‘What is so special about Hims?’, you might ask. It’s not that these products didn’t exist before. That’s true, but have you seen the average anti-hair loss ad? It’s dull, boring and targeted towards men over 60. Hims’ imagery, on the other hand, features millennial men, the packaging is clean and simple, and their tone of voice talks to guys in a cool, humorous way. Plus, instead of costing hundreds of dollars, Hims products are much more affordable for this younger demographic.

‘Acne, hair loss and sexual wellness issues are exceptionally common in your 20’s and by your 40’s they’re statistically more likely to happen than not. Yet from a science stand point, there is nowhere online educating guys about what solutions are available and how to get them,’ Andrew Dudum, founder of Hims, told Contagious. ‘One of the eureka moments was when I was talking to a bunch of close friends about hair loss and everybody was very uncomfortable about having the conversation. No one was really jumping in. And after we joked and shared a few light-hearted comments, I learned that everyone had either done research or was already on a prescription medication. Yet no one knew the others had gone through the process and found a solution.’

The startup has tapped into a previously unexplored audience for these types of products – young and health-conscious men – through its branding, product price and content around its offerings. ‘Dozens of women’s wellness brands have done a great job of helping women get comfortable with the idea of preventative care and proactive self-care, but culturally it’s not something that has happened in the men’s market yet,’ told us Dudum.
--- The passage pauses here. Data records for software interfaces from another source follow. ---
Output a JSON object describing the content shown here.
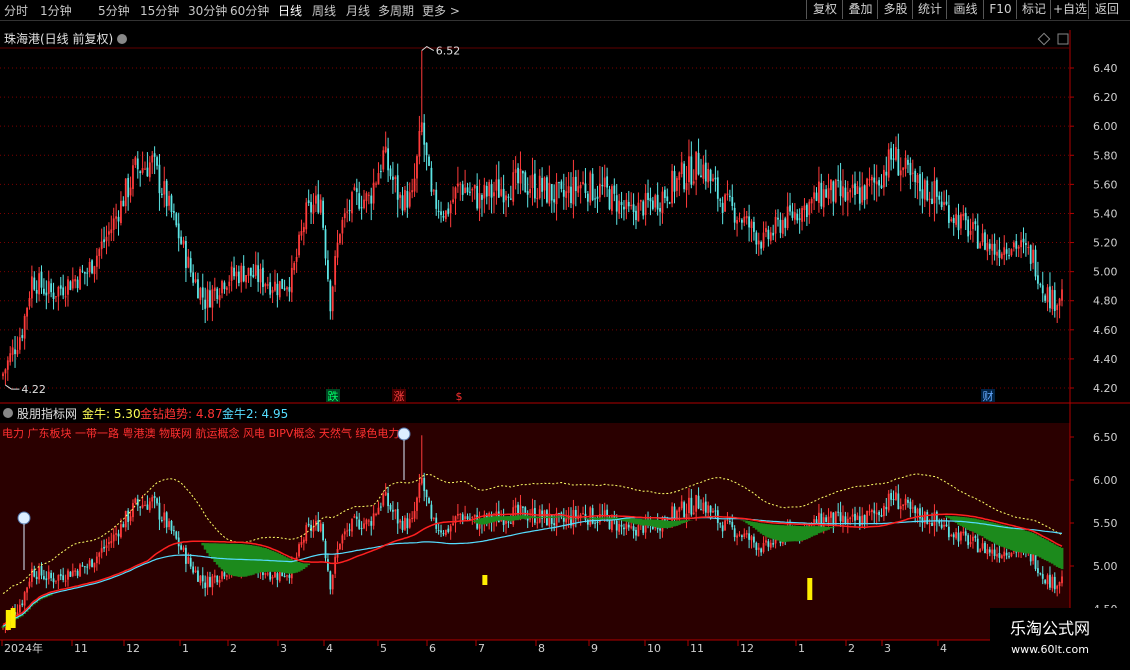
{
  "toolbar": {
    "periods": [
      "分时",
      "1分钟",
      "5分钟",
      "15分钟",
      "30分钟",
      "60分钟",
      "日线",
      "周线",
      "月线",
      "多周期",
      "更多 >"
    ],
    "active_index": 6,
    "right_buttons": [
      "复权",
      "叠加",
      "多股",
      "统计",
      "画线",
      "F10",
      "标记",
      "+自选",
      "返回"
    ]
  },
  "main_chart": {
    "title": "珠海港(日线 前复权)",
    "high_label": "6.52",
    "low_label": "4.22",
    "yticks": [
      "6.40",
      "6.20",
      "6.00",
      "5.80",
      "5.60",
      "5.40",
      "5.20",
      "5.00",
      "4.80",
      "4.60",
      "4.40",
      "4.20"
    ],
    "markers": [
      {
        "text": "跌",
        "color": "#00ff66",
        "bg": "#004422"
      },
      {
        "text": "涨",
        "color": "#ff4040",
        "bg": "#440000"
      },
      {
        "text": "$",
        "color": "#ff3030",
        "bg": ""
      },
      {
        "text": "财",
        "color": "#66aaff",
        "bg": "#002244"
      }
    ]
  },
  "indicator": {
    "name": "股朋指标网",
    "items": [
      {
        "label": "金牛: 5.30",
        "color": "#ffff55"
      },
      {
        "label": "金钻趋势: 4.87",
        "color": "#ff3333"
      },
      {
        "label": "金牛2: 4.95",
        "color": "#55ddff"
      }
    ],
    "concepts": "电力 广东板块 一带一路 粤港澳 物联网 航运概念 风电 BIPV概念 天然气 绿色电力",
    "yticks": [
      "6.50",
      "6.00",
      "5.50",
      "5.00",
      "4.50"
    ]
  },
  "xaxis": {
    "labels": [
      "2024年",
      "11",
      "12",
      "1",
      "2",
      "3",
      "4",
      "5",
      "6",
      "7",
      "8",
      "9",
      "10",
      "11",
      "12",
      "1",
      "2",
      "3",
      "4"
    ]
  },
  "watermark": {
    "line1": "乐淘公式网",
    "line2": "www.60lt.com"
  },
  "chart_data": {
    "type": "candlestick",
    "title": "珠海港(日线 前复权)",
    "ylim": [
      4.15,
      6.65
    ],
    "high": 6.52,
    "low": 4.22,
    "price_path": [
      [
        0,
        4.3
      ],
      [
        8,
        4.6
      ],
      [
        12,
        4.95
      ],
      [
        20,
        4.85
      ],
      [
        35,
        5.0
      ],
      [
        45,
        5.3
      ],
      [
        55,
        5.7
      ],
      [
        62,
        5.75
      ],
      [
        70,
        5.4
      ],
      [
        78,
        5.0
      ],
      [
        84,
        4.8
      ],
      [
        92,
        4.95
      ],
      [
        100,
        5.0
      ],
      [
        108,
        4.95
      ],
      [
        114,
        4.9
      ],
      [
        120,
        4.95
      ],
      [
        126,
        5.4
      ],
      [
        132,
        5.5
      ],
      [
        136,
        4.8
      ],
      [
        140,
        5.3
      ],
      [
        146,
        5.5
      ],
      [
        152,
        5.5
      ],
      [
        158,
        5.8
      ],
      [
        165,
        5.5
      ],
      [
        170,
        5.5
      ],
      [
        174,
        6.0
      ],
      [
        178,
        5.5
      ],
      [
        184,
        5.4
      ],
      [
        190,
        5.6
      ],
      [
        198,
        5.5
      ],
      [
        210,
        5.6
      ],
      [
        220,
        5.6
      ],
      [
        232,
        5.5
      ],
      [
        240,
        5.6
      ],
      [
        250,
        5.55
      ],
      [
        260,
        5.4
      ],
      [
        272,
        5.5
      ],
      [
        282,
        5.65
      ],
      [
        290,
        5.75
      ],
      [
        298,
        5.5
      ],
      [
        308,
        5.35
      ],
      [
        316,
        5.2
      ],
      [
        324,
        5.35
      ],
      [
        334,
        5.45
      ],
      [
        342,
        5.55
      ],
      [
        352,
        5.5
      ],
      [
        362,
        5.6
      ],
      [
        370,
        5.8
      ],
      [
        378,
        5.6
      ],
      [
        386,
        5.55
      ],
      [
        394,
        5.4
      ],
      [
        404,
        5.25
      ],
      [
        412,
        5.15
      ],
      [
        420,
        5.2
      ],
      [
        428,
        5.1
      ],
      [
        432,
        4.9
      ],
      [
        436,
        4.8
      ],
      [
        440,
        4.85
      ]
    ]
  }
}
Four months after launch, an investment round valued the startup at $200 million. Coincidence? I think not.

‘But Kristina, I’m in a massive company with dozens of products. How do I do this blue ocean shift thing,’ I hear you ask. Well, it might be harder, but the good news is that any business, regardless of its size, can implement a blue ocean shift. According to Kim and Mauborgne, organisations with multiple offerings should focus their blue ocean shift for a product or service that meets the greatest subset of four criteria: First, the business or product/service offering is currently swimming in a red ocean. Second, it’s headed by a manager who is eager to break out of the red ocean and believes that fundamentally rethinking the strategy is key to doing that. Third, ideally, no other major initiatives should be underway in the unit. And fourth, the business or product/service offering should have its back against the wall and be losing money.

One of my favourite examples of this comes from AccorHotels. The global hotel chain recently launched AccorLocal – an app aiming to connect guests with local suppliers and let nearby residents use the hotels’ facilities and services without having to stay there. ‘People want to know their local baker, flower artist, wine maker. We decided to offer a digital integration to those local merchants in order to sell their products and services on AccorLocal,’ Scott Gordon, CEO of AccorLocal, told me.
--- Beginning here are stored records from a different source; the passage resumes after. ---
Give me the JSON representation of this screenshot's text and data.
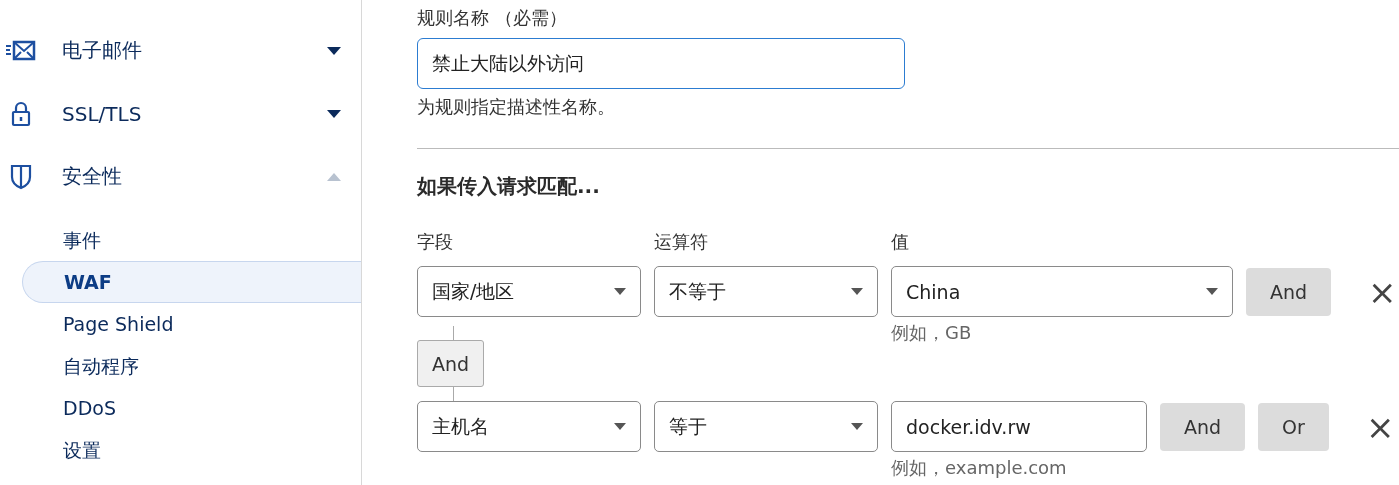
{
  "sidebar": {
    "groups": [
      {
        "label": "电子邮件",
        "expanded": false
      },
      {
        "label": "SSL/TLS",
        "expanded": false
      },
      {
        "label": "安全性",
        "expanded": true,
        "items": [
          {
            "label": "事件",
            "selected": false
          },
          {
            "label": "WAF",
            "selected": true
          },
          {
            "label": "Page Shield",
            "selected": false
          },
          {
            "label": "自动程序",
            "selected": false
          },
          {
            "label": "DDoS",
            "selected": false
          },
          {
            "label": "设置",
            "selected": false
          }
        ]
      }
    ]
  },
  "rule_name": {
    "label": "规则名称 （必需）",
    "value": "禁止大陆以外访问",
    "help": "为规则指定描述性名称。"
  },
  "match": {
    "heading": "如果传入请求匹配...",
    "columns": [
      "字段",
      "运算符",
      "值"
    ],
    "rows": [
      {
        "field": "国家/地区",
        "operator": "不等于",
        "value": {
          "kind": "select",
          "text": "China"
        },
        "hint": "例如，GB",
        "buttons": [
          "And"
        ],
        "remove": "×"
      },
      {
        "field": "主机名",
        "operator": "等于",
        "value": {
          "kind": "input",
          "text": "docker.idv.rw"
        },
        "hint": "例如，example.com",
        "buttons": [
          "And",
          "Or"
        ],
        "remove": "×"
      }
    ],
    "connectors": [
      "And"
    ]
  }
}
On the decision to embrace local citizens, who have no need for a bed for the night, Gordon said: ‘We realised that in our 50 years of existence we’ve focused purely on the traveller, which makes sense because we’re selling rooms, right? But we’ve completely forgotten about a target that’s four or five times superior, that surrounds all our hotels: the local residents. So, we started to think what we can offer those locals. We looked at our assets and realised we have two incredible ones at our disposal: more than 4,200 hotels over the world and more than 250,000 employees that are ready to welcome anybody, anywhere in the world, 24 hours a day, seven days of the week. That’s a tremendous asset because in France and around Europe almost nothing is open 24/7.’

So, you see? It’s not about big fish or little fish. Blue oceans are for everyone.

Contagious readers get $33.00 off Blue Ocean Studio™ – the digital, collaborative workspace enabling teams to apply the Blue Ocean Shift concepts, tools and frameworks. Simply enter CONTAGIOUS33 when subscribing to Blue Ocean Studio™ at